2. alisad2011 - January 12, 2011 at 01:08 pm

Great points. There is one company that has designed a work around app that falls under the Apple guidelines. They reported donations as high as $10K from an iPhone in a article on the Huffington Post. Company is Nadanu

http://www.huffingtonpost.com/2011/01/06/mobile-giving-booming-apps-circumvent_n_805267.html


3. bradweiner - January 12, 2011 at 01:11 pm

Thanks for writing this. So many of Apple's policies are beneficial for Apple only and the media is much more willing to glom onto their technical wizardry than their overarching corporate philosophy.

4. kkischardt - January 12, 2011 at 01:24 pm

One easy way to give via iphone is a text message. Yes, the amounts are small, but it is a start. I too am an Apple fan but find their lack of corporate philanthropy very disturbing; although in general there is a lack of true corporate philanthropy across the board.

5. geezer - January 12, 2011 at 04:28 pm

Why is Steehle only touting Public Radio as a potential recipient for any contributions that might be made available via the iPhone? NPR is, in my opinion, the least deserving of any non-profit I can think of..and the idea that they don't have advertisers is ridiculous. They call them sponsors or supporters or by some other name, but NPR stations run about as many sponsor plugs per hour as the average FM station (although not nearly as many as the average AM station) and get government (read: taxpayer) subsidies besides. If Jobs & Co. open the system up to donation software, all legitimate non-profits should be eligible. If Apple continues to thumb its nose at the charitable community,(which it certainly has every right to do) and people feel strongly about it, they should vote with their feet and pocketbooks and decamp to Blackberry or Android. I wouldn't bet the rent money that will happen,though, or that it would make much of a dent in Apple's profits if it did!
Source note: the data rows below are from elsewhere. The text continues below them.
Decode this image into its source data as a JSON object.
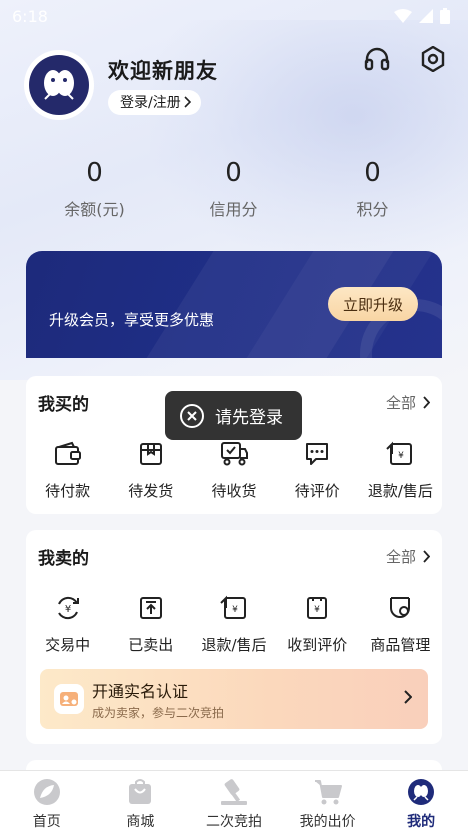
{
  "status_bar": {
    "time": "6:18"
  },
  "header": {
    "welcome": "欢迎新朋友",
    "login_label": "登录/注册",
    "actions": [
      "headset-icon",
      "settings-icon"
    ]
  },
  "stats": [
    {
      "value": "0",
      "label": "余额(元)"
    },
    {
      "value": "0",
      "label": "信用分"
    },
    {
      "value": "0",
      "label": "积分"
    }
  ],
  "vip_banner": {
    "text": "升级会员，享受更多优惠",
    "button": "立即升级"
  },
  "buy_section": {
    "title": "我买的",
    "all_label": "全部",
    "items": [
      {
        "label": "待付款",
        "icon": "wallet-icon"
      },
      {
        "label": "待发货",
        "icon": "package-icon"
      },
      {
        "label": "待收货",
        "icon": "delivery-truck-icon"
      },
      {
        "label": "待评价",
        "icon": "comment-icon"
      },
      {
        "label": "退款/售后",
        "icon": "refund-icon"
      }
    ]
  },
  "sell_section": {
    "title": "我卖的",
    "all_label": "全部",
    "items": [
      {
        "label": "交易中",
        "icon": "yuan-cycle-icon"
      },
      {
        "label": "已卖出",
        "icon": "upload-box-icon"
      },
      {
        "label": "退款/售后",
        "icon": "refund-icon"
      },
      {
        "label": "收到评价",
        "icon": "yuan-doc-icon"
      },
      {
        "label": "商品管理",
        "icon": "product-manage-icon"
      }
    ]
  },
  "verify_banner": {
    "title": "开通实名认证",
    "subtitle": "成为卖家，参与二次竞拍"
  },
  "toast": {
    "text": "请先登录"
  },
  "tab_bar": {
    "active_index": 4,
    "tabs": [
      {
        "label": "首页",
        "icon": "home-leaf-icon"
      },
      {
        "label": "商城",
        "icon": "shopping-bag-icon"
      },
      {
        "label": "二次竞拍",
        "icon": "auction-hammer-icon"
      },
      {
        "label": "我的出价",
        "icon": "cart-icon"
      },
      {
        "label": "我的",
        "icon": "profile-icon"
      }
    ]
  },
  "colors": {
    "brand_navy": "#1f2b7a",
    "gold_button": "#f8d5a4",
    "toast_bg": "#222222"
  }
}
6. pauldunn - January 12, 2011 at 09:35 pm

Great post, Vincent. Thank you.

This is concerning for us Apple fans. And it's been concerning for quite some time.
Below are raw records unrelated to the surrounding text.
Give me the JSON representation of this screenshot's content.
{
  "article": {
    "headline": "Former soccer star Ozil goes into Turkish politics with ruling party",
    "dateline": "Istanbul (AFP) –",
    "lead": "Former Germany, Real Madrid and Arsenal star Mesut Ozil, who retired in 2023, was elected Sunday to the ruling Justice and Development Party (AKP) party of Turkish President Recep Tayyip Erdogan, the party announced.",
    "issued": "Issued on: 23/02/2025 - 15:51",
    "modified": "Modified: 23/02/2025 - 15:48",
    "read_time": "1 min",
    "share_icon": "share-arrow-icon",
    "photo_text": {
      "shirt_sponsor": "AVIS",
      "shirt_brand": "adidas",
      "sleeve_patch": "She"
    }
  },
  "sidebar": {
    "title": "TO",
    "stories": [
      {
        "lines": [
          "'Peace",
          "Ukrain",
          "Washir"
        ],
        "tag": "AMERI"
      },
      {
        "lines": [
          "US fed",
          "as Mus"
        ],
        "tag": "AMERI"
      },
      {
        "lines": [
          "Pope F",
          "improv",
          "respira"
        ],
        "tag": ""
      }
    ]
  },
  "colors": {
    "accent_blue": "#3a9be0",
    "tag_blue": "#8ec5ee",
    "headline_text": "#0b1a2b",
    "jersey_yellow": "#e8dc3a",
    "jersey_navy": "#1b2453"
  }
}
Way back in June last year I wrote a blog about the MASSIVE impact Apple could have through the App store: http://www.b1g1.com/buy1give1/technology-that-gives

It's an important point because my sense is that right now Apple does need to do something WOW or big that grabs back some leadership for them.
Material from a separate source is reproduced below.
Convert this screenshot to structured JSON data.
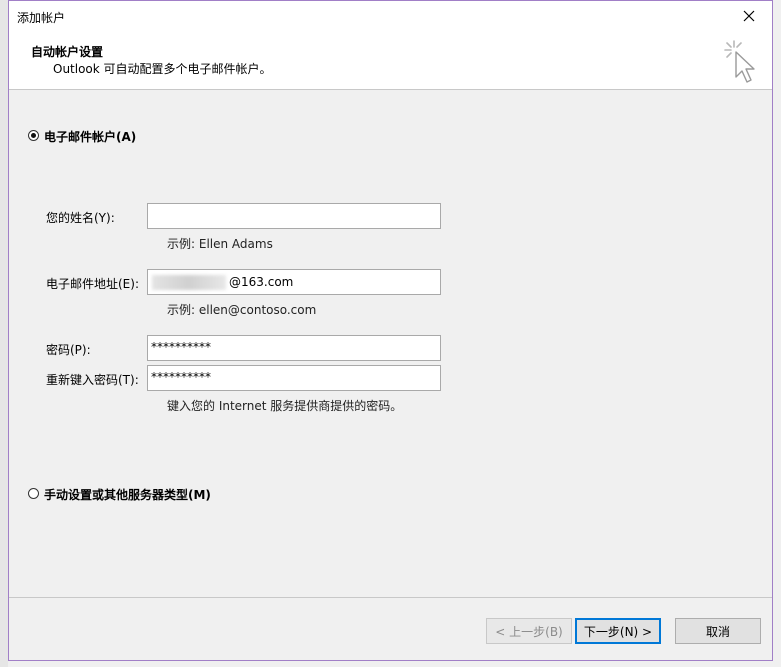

I have a video showing Steve Jobs addressing his team just after he came back to Apple. In that video he says in part, "It's not about the stuff we make, it's about what we believe in'.

Many might be wondering about that right now.

Sure, Apple has dabbled (at some considerable cost) with ProductRED but they've done nothing as far as I can see that takes the real leadership that Jobs is renowned (indeed revered) for.

The point I make in the blog might just be what's needed now.

7. lifeboat1 - January 13, 2011 at 04:10 am

Apple has recently become the world's 2nd-largest corporation by market capitalisation.

They deserve their commercial success for the quality and imagination of their products. It's time for their corporate citizenship to come up to the product, or they'll lose their way as so many have before them.

Keep up the noise!

8. rossor - January 14, 2011 at 01:01 pm

Reality check: Apple does not "disdain" charities. Check the record and you'll find it's very supportive of causes like education.

Here's the "problem": Apple verifies everything sold through its app store to ensure an exceptional customer experience. The potential for fraud through app store giving is enormous. Apple has to set up a system to manage a wide range of issues. What's a charity? Is it certified? Are funds actually being sent electronically to the charity or is it a look-alike scam. Android's marketplace does not offer these safeguards. It's a buyer beware environment, and I guarantee fraud will become an issue. And that will hurt all charities.

Apple is rarely the first company to market. However, when it shows up you can be the product is done right. Be thankful someone is watching out for everyone's long-term interests.


Add Your Comment

Commenting is closed.

  • 1255 Twenty-Third St, N.W.
  • Washington, D.C. 20037
subscribe today

Raise more money and increase awareness with trusted insight.